[Start of Attachment]
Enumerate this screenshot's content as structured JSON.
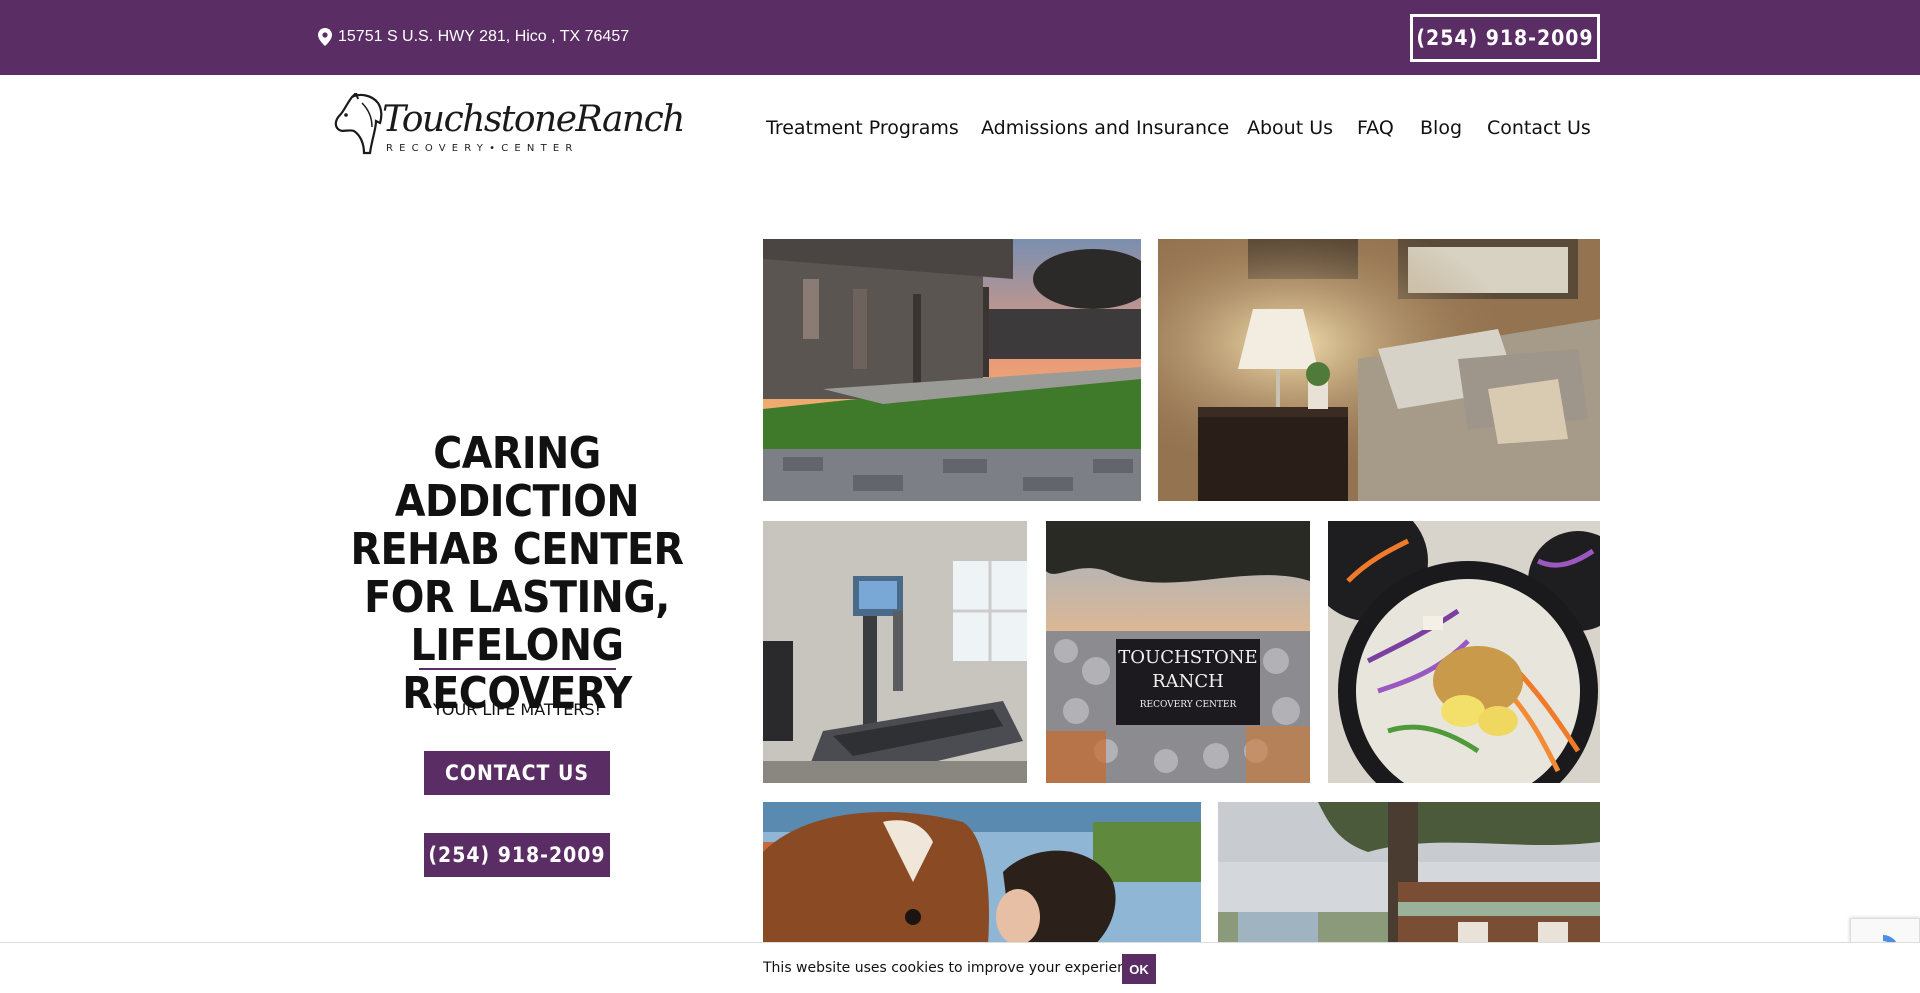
{
  "topbar": {
    "address": "15751 S U.S. HWY 281, Hico , TX 76457",
    "phone": "(254) 918-2009",
    "bg_color": "#5a2d64"
  },
  "logo": {
    "name": "TouchstoneRanch",
    "subtitle": "RECOVERY•CENTER"
  },
  "nav": {
    "items": [
      "Treatment Programs",
      "Admissions and Insurance",
      "About Us",
      "FAQ",
      "Blog",
      "Contact Us"
    ]
  },
  "hero": {
    "title": "CARING ADDICTION REHAB CENTER FOR LASTING, LIFELONG RECOVERY",
    "tagline": "YOUR LIFE MATTERS!",
    "contact_button": "CONTACT US",
    "phone_button": "(254) 918-2009"
  },
  "gallery": {
    "sign_text_line1": "TOUCHSTONE",
    "sign_text_line2": "RANCH",
    "sign_text_line3": "RECOVERY CENTER",
    "photos": [
      "porch-sunset",
      "bedroom-lamp",
      "treadmill-gym",
      "ranch-sign",
      "salad-bowl",
      "horse-and-woman",
      "barn-and-tree"
    ]
  },
  "cookie": {
    "message": "This website uses cookies to improve your experience.",
    "ok_label": "OK"
  },
  "colors": {
    "accent": "#5a2d64"
  }
}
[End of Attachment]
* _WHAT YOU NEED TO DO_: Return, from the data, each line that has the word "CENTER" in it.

* _ANSWER TO THE PROBLEM_:
    "subtitle": "RECOVERY•CENTER"
    "title": "CARING ADDICTION REHAB CENTER FOR LASTING, LIFELONG RECOVERY",
    "sign_text_line3": "RECOVERY CENTER",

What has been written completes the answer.